TASK OBJECTIVE – Pick out each line of the records that includes the string "JSON", and copy it.

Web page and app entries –
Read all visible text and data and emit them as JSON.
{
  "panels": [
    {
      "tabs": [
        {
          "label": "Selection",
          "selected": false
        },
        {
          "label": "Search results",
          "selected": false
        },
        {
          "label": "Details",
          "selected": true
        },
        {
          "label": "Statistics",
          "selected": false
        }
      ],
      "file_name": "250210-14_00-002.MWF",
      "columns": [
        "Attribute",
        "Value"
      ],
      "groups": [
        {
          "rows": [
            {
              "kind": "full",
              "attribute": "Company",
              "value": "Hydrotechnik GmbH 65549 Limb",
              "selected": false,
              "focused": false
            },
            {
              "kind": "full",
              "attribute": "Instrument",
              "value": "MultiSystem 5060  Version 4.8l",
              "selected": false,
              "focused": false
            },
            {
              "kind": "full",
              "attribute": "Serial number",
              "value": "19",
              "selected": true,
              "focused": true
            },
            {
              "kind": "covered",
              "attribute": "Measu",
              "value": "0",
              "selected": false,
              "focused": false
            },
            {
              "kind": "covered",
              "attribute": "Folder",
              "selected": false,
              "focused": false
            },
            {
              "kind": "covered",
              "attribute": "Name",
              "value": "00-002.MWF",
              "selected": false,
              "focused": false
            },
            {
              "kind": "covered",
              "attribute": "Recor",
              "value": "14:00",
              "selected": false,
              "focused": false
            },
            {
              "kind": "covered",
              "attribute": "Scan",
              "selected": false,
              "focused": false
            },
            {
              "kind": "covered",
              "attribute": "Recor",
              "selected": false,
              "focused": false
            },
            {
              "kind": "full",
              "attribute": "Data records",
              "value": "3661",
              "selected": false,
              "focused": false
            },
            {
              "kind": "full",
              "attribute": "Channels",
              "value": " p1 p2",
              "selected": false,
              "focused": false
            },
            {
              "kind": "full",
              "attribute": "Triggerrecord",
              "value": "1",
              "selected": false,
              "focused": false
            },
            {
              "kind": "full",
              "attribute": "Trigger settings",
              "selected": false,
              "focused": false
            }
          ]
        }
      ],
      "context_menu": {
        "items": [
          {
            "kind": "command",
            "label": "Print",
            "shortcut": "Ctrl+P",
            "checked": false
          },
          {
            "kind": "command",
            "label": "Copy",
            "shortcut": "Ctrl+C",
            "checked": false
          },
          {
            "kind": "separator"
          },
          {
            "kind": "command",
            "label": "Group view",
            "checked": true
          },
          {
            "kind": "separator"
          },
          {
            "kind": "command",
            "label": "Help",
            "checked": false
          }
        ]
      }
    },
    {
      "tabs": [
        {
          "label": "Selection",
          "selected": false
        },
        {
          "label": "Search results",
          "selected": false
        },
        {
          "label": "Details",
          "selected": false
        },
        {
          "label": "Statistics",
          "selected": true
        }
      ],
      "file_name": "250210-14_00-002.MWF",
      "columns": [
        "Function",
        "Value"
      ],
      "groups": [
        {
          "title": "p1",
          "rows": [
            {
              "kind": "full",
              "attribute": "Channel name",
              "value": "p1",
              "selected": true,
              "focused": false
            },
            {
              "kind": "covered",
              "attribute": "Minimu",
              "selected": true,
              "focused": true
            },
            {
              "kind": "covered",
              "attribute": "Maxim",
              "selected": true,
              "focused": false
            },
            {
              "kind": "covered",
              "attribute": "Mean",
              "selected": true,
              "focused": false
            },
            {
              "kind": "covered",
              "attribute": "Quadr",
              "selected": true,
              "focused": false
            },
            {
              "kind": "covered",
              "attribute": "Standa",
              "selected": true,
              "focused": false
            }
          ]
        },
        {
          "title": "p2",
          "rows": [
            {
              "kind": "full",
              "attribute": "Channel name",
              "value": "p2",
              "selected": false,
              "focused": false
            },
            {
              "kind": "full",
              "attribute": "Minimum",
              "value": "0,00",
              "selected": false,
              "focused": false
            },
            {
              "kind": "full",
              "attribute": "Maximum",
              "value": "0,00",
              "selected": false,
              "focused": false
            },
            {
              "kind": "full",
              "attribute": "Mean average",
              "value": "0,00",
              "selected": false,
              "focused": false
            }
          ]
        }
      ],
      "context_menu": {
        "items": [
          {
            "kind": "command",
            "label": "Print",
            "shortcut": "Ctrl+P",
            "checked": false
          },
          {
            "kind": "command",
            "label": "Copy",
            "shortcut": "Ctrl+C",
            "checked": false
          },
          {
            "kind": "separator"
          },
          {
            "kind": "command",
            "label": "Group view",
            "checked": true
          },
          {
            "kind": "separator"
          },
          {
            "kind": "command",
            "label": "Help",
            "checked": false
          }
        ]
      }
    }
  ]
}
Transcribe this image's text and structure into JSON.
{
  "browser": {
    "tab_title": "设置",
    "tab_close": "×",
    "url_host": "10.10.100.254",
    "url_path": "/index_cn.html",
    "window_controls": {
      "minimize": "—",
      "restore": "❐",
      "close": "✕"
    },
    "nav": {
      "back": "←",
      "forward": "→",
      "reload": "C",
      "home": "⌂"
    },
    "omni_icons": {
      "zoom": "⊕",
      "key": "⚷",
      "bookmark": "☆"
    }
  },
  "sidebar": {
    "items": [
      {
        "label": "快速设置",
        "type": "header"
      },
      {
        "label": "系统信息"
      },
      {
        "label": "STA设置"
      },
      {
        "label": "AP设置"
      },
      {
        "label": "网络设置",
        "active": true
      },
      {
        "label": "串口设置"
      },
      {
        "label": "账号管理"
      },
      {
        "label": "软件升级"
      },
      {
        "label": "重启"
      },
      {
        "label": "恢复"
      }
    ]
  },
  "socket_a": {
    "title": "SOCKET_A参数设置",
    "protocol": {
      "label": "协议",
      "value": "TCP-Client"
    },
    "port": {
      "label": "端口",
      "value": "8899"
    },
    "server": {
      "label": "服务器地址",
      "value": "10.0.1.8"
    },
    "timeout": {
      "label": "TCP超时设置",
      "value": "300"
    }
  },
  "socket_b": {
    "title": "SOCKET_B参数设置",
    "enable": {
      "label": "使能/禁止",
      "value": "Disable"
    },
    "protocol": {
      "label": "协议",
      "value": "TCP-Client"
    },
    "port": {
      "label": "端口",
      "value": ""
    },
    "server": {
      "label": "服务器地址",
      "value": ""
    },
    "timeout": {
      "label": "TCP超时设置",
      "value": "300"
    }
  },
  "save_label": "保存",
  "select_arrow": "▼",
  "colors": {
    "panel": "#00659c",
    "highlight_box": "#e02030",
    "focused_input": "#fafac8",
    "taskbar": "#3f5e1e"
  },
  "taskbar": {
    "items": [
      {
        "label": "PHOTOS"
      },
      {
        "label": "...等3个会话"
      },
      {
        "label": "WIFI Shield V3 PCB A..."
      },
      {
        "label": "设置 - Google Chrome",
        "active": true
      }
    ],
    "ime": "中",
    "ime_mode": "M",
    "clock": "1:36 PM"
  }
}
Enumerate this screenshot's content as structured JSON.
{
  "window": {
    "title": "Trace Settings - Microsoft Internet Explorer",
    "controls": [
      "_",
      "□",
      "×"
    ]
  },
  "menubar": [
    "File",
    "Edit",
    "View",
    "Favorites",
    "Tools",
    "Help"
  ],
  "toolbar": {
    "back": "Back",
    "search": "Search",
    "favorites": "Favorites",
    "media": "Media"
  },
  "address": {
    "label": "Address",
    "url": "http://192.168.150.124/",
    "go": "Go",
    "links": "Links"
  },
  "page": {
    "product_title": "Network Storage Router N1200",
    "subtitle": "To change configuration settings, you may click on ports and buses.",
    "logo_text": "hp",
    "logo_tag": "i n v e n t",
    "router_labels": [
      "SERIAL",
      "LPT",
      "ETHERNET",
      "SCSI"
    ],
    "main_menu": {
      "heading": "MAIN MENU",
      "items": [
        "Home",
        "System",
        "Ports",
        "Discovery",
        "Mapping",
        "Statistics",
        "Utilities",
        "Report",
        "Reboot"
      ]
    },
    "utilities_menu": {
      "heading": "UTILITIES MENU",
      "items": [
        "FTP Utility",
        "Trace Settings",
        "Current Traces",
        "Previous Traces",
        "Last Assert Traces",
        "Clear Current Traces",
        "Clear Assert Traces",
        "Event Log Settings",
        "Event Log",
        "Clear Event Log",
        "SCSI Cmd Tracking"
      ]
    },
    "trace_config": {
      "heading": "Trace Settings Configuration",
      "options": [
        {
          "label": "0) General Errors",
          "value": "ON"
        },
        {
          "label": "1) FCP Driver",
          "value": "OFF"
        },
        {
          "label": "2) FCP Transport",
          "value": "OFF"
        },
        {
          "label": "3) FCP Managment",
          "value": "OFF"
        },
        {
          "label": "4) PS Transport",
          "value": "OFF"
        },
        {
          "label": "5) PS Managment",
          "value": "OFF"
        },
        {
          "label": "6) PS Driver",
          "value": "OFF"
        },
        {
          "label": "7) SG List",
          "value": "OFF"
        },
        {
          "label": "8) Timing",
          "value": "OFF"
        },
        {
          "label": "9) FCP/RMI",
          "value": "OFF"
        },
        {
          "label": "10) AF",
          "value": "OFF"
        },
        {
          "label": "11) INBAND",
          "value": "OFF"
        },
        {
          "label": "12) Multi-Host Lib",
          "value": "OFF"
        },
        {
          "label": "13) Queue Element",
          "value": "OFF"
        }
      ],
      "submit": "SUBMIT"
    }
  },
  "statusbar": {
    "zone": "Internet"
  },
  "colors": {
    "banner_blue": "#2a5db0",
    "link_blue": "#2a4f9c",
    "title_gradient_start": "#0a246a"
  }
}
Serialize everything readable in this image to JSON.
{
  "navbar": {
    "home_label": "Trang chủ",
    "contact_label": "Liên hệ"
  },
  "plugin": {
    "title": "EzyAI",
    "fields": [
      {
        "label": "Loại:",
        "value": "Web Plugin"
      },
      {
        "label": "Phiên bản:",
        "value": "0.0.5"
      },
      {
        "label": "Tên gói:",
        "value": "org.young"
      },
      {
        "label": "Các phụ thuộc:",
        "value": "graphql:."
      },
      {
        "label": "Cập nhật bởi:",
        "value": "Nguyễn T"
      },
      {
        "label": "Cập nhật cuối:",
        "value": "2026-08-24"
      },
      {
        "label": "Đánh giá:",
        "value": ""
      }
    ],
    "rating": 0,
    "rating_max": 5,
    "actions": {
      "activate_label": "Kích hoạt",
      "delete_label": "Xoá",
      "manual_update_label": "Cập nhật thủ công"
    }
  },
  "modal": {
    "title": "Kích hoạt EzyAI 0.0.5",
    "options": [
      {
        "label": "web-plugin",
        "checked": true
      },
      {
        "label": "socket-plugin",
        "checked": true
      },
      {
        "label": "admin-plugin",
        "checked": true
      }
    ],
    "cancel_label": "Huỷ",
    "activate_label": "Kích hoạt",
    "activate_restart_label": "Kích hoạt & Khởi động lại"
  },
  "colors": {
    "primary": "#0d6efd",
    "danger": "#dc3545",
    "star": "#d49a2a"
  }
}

RESULT OF THIS TASK –
Read all visible text and data and emit them as JSON.
Transcribe this image's text and structure into JSON.
Enumerate this screenshot's content as structured JSON.
Serialize everything readable in this image to JSON.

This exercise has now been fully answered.